This experiment is a ground-based telescope located in Saskatoon, Canada. A cooled
HEMT receiver with six channels is used to span the frequency range 26 to 46 GHz. The chopping
strategy is quite complex, and can be used to synthesise ‘window functions’ appropriate to a
range of angular scales. The beam sizes used range from 1.5° at the lowest frequency to
0.5° at the highest. The analysis of observations of a 24 hour RA strip at declination +85.1° is
described in Wollack et al. (1993)  and Netterfield et al. (1995) , indicating a detection
of primordial anisotropy. More recently in Netterfield et al. (1997) , exciting results have
been presented which show not just a detection, but for the first time for a switched-beam
instrument, evidence for the form of the power spectrum itself on the angular scales probed.
The final map after 3 years of data from this experiment is shown in Figure 13
Figure 13: Saskatoon 3 year map showing region analysed as compared to the COBE full sky
and the power spectrum from this map will be used below, in comparison with theoretical predictions.
We note here that there is currently an overall scaling uncertainty in the Saskatoon results
of ±14%, due to calibration uncertainties. Recent analysis of the Saskatoon data (Knox, in
prep.) appear to show that the previous calibration is an underestimate of the true level of the
Saskatoon data.
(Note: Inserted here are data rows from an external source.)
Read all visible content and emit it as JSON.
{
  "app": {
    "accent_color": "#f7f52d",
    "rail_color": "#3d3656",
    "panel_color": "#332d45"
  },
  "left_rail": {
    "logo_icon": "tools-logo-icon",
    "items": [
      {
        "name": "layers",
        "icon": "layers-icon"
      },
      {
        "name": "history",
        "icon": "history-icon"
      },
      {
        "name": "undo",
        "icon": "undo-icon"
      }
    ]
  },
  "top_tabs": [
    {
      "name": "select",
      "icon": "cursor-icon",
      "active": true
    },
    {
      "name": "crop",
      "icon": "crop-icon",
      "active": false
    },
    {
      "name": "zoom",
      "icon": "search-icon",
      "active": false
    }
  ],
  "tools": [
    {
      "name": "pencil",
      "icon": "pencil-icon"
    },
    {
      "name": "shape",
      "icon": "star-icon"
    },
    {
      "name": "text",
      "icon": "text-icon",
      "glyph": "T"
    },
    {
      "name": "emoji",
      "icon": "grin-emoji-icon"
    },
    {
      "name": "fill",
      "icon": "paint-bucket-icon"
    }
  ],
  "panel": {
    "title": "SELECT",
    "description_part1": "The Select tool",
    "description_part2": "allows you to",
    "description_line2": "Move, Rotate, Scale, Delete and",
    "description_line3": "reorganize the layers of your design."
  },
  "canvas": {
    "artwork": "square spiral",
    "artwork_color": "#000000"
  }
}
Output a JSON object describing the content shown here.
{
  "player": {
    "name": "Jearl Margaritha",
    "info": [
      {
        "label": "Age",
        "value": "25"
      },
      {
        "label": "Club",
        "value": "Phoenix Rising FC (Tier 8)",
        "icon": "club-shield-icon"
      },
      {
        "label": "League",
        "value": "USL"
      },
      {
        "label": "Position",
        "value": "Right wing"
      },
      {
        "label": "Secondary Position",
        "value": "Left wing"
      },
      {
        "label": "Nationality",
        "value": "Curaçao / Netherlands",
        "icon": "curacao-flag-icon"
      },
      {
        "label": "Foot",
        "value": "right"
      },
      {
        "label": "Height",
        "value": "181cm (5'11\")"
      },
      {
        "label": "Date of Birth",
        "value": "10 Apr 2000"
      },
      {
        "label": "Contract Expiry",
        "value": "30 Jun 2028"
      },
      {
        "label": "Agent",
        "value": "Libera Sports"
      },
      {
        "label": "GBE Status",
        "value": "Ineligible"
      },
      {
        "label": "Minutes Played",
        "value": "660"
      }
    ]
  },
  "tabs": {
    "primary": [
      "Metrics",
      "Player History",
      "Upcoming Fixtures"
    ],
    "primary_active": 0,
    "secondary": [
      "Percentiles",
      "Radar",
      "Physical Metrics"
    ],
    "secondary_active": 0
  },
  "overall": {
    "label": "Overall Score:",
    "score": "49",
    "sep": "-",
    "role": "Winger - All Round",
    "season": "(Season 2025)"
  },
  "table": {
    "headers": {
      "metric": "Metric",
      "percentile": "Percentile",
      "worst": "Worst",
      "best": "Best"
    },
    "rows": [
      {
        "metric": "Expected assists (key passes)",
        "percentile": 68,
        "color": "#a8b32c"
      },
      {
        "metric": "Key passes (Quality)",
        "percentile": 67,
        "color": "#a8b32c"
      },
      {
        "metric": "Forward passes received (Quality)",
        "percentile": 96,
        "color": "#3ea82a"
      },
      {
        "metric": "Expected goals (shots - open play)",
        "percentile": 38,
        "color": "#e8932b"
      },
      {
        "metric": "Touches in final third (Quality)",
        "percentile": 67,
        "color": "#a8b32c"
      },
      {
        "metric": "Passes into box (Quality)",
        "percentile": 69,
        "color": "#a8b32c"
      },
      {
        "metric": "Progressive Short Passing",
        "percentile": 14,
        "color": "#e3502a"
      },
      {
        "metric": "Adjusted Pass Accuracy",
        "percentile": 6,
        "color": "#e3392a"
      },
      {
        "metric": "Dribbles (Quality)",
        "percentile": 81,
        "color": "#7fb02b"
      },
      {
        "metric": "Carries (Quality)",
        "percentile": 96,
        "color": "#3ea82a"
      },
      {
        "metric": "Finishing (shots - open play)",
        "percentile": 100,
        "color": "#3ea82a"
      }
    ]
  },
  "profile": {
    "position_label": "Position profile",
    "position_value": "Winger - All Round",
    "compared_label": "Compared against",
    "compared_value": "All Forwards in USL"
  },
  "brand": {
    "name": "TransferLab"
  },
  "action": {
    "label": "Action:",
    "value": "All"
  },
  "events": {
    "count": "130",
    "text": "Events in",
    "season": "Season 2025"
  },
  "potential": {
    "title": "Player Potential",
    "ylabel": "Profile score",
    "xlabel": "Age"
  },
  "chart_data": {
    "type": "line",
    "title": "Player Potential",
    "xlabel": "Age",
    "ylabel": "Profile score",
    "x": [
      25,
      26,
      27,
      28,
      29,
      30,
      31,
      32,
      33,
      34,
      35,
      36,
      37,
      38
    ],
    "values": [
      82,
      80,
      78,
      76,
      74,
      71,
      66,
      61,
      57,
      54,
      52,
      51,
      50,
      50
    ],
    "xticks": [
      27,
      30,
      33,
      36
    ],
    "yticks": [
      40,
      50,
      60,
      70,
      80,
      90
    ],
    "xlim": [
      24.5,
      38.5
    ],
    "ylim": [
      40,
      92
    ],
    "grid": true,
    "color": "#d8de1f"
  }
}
This would make the Doppler peak even higher and lower the value of found